Just before arriving back home I couldn’t resist the obligatory fallen fence picture (Picture 12), I believe that’s a standard for after the storm pictures. Interestingly the fence at the communal garden below my flat was swaying precariously yesterday, I think at least one of the posts is pretty much gone. So far it’s still holding up, but will it survive the next storm?
My first real day out for over a year since the pandemic started, my last big day out before was a trip to Oxford on the day I picked up my new car (which stiil has less than 2,000 miles on the clock) at the end of January 2020. Spurred on by memories of May 2020 where we had some beautiful sunny weather (but couldn’t get out much under lockdown) I had decided to take a week off in May 2021 for some first tentative steps to get out a bit further than the local walks and weekly trip to the supermarket. Of course the weather didn’t really cooperate, although I probably picked the best day for the only real trip I managed to get in:
After not having been for probably more than a decade I decided to visit Westonbirt Arboretum, in the hope of some nice spring colours. A few days before I pre-booked my ticket online, for the time being admission is only with pre-booked tickets so that they can control visitor numbers and make sure it doesn’t get overcrowded, allowing social distancing to keep everyone safe. After an uneventful drive I arrived at 11:00 to some mostly cloudy weather with occasional showers. Luckily the clouds broke up early afternoon, giving me some beautiful sunny intervals to enjoy the colours. My hopes for some beautiful May colours were certainly fulfilled, lots of plants in bloom and a lot of fresh greens (and reds). I took a lot of pictures, here are 10 of my favourites:
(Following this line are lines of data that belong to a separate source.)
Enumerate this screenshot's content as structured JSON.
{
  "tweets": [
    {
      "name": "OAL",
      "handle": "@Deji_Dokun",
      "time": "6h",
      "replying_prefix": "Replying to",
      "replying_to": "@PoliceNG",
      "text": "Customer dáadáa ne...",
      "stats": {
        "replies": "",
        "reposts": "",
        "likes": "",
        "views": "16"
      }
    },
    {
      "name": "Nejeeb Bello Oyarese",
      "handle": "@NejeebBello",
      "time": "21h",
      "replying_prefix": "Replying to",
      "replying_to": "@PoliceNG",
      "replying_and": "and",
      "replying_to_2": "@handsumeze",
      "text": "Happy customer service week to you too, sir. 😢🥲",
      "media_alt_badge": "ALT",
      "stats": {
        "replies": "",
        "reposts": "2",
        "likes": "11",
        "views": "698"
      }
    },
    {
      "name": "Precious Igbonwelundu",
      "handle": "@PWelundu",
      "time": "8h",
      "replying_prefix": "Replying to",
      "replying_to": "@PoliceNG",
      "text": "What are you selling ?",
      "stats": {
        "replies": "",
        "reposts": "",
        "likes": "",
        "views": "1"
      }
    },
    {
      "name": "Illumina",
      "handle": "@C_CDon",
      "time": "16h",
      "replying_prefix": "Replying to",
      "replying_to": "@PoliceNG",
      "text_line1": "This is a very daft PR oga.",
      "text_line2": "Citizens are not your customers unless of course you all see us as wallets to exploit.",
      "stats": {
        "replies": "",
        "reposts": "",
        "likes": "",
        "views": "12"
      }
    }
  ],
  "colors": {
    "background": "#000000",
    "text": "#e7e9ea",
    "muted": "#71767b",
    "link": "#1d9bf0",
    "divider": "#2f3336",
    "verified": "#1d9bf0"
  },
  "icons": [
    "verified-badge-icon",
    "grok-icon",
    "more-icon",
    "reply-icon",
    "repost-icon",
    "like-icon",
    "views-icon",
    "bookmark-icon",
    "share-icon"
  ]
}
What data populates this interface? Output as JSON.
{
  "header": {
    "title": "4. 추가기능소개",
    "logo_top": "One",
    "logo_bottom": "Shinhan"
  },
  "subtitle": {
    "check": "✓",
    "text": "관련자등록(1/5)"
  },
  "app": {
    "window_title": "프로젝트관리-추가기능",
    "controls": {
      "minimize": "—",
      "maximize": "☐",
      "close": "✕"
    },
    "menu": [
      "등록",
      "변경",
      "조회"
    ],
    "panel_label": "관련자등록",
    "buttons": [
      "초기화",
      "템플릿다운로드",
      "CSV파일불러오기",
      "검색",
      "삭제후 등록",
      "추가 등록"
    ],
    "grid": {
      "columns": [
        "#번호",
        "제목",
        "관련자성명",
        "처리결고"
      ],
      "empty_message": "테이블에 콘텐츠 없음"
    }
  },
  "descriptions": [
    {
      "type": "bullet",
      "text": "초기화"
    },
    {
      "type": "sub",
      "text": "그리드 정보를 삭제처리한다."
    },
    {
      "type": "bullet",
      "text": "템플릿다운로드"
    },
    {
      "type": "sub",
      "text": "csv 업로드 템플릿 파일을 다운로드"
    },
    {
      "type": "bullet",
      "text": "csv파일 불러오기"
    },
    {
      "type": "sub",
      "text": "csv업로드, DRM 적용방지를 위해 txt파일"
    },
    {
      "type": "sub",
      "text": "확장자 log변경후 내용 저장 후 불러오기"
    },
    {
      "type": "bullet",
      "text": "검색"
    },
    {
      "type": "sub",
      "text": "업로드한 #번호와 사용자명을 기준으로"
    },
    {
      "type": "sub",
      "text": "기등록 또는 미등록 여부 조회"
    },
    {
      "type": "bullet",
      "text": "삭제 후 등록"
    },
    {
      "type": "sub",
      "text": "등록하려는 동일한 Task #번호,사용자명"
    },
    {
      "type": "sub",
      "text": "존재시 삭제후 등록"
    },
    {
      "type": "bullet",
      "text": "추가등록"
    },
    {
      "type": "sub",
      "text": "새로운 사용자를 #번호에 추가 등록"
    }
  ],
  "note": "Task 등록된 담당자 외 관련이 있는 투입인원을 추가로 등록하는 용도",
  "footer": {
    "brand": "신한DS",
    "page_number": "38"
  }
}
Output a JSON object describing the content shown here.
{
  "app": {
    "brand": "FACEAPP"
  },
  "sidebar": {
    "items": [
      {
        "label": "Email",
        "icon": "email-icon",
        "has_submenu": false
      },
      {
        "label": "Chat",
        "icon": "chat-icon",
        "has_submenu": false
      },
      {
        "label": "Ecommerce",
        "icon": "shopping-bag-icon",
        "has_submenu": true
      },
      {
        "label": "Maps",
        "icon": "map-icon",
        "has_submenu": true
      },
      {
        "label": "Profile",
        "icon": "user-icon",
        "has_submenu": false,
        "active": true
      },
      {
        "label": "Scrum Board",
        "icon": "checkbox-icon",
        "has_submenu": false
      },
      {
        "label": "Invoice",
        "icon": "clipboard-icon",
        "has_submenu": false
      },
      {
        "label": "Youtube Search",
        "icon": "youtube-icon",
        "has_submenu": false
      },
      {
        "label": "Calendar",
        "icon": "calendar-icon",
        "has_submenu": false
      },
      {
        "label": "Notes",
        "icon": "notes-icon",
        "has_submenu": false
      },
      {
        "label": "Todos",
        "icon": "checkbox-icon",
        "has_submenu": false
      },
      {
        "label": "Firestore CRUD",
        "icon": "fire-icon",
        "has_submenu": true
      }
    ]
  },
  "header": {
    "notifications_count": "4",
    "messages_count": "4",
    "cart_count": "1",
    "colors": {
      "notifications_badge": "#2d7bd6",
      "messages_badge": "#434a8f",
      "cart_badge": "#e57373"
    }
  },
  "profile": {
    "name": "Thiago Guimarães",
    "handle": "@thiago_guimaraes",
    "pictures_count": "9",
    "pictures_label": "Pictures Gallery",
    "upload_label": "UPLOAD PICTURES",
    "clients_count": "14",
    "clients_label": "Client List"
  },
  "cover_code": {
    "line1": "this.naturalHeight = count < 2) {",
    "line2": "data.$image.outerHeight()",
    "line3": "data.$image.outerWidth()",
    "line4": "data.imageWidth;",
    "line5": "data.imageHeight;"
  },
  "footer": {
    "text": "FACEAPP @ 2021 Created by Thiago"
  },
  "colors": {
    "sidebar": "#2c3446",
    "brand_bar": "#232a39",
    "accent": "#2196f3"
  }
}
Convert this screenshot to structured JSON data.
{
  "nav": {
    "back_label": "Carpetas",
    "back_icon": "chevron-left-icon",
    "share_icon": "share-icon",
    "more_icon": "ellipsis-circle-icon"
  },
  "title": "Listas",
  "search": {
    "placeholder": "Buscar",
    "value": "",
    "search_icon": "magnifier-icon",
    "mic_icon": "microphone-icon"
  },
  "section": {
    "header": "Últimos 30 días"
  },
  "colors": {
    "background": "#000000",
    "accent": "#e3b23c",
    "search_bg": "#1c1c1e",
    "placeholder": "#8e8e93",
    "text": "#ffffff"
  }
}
I spent the whole day until closing time at 17:00 walking around, discovering new views, new trees, new colours, new plants, revisiting places for different light after the sun came out and more. It wasn’t busy most of the time, I think through a combination of the pre-booked tickets and the not very promising weather forecast (with the weather turning out much better than forecasted luckily). Some features (e.g. small parts of the treetop walk) were closed to ensure social distancing, but the vast majority was open. My enjoyment of the arboretum wasn’t diminished at all. The staff was friendly and helpful when I needed them. All in all a great day out, I felt safe pretty much throughout and enjoyed the May colours I had come for.
On my return journey I decided to a small bonus and made a detour to an old haunt of mine, a place I had visited many times when I first arrived in the UK, Avebury. I didn’t stay long, but had a nice time revisiting familiar views.
I arrived back home in the evening very tired, but also very satisfied after a great day out.
On my first big day out for over a year due to the pandemic I went to Westonbirt Arboretum (pictures from that in a separate post) on a May day with changeable weather. On my return journey I decided to make a detour via Avebury Stone Circle, a place I had great memories of from my early years in the UK 25 years ago. I hadn’t visited since moving to West Berkshire over 10 years ago. I had the place pretty much for myself (well, apart from the sheep and lambs) and took a few pictures of some of the standing stones during a few short sunny intervals. I used my wide angle lens and went close up, hopefully showing the massive size of these stones.
I didn’t stay long as I was tired after a long day walking around Westonbirt Arboretum, also some heavier clouds moved in and it looked like rain was on the way. But I’m sure I’ll be back later this year or next year as we hopefully progress with overcoming the pandemic and the country opens up further. In the meantime I hope you’ll enjoy these pictures.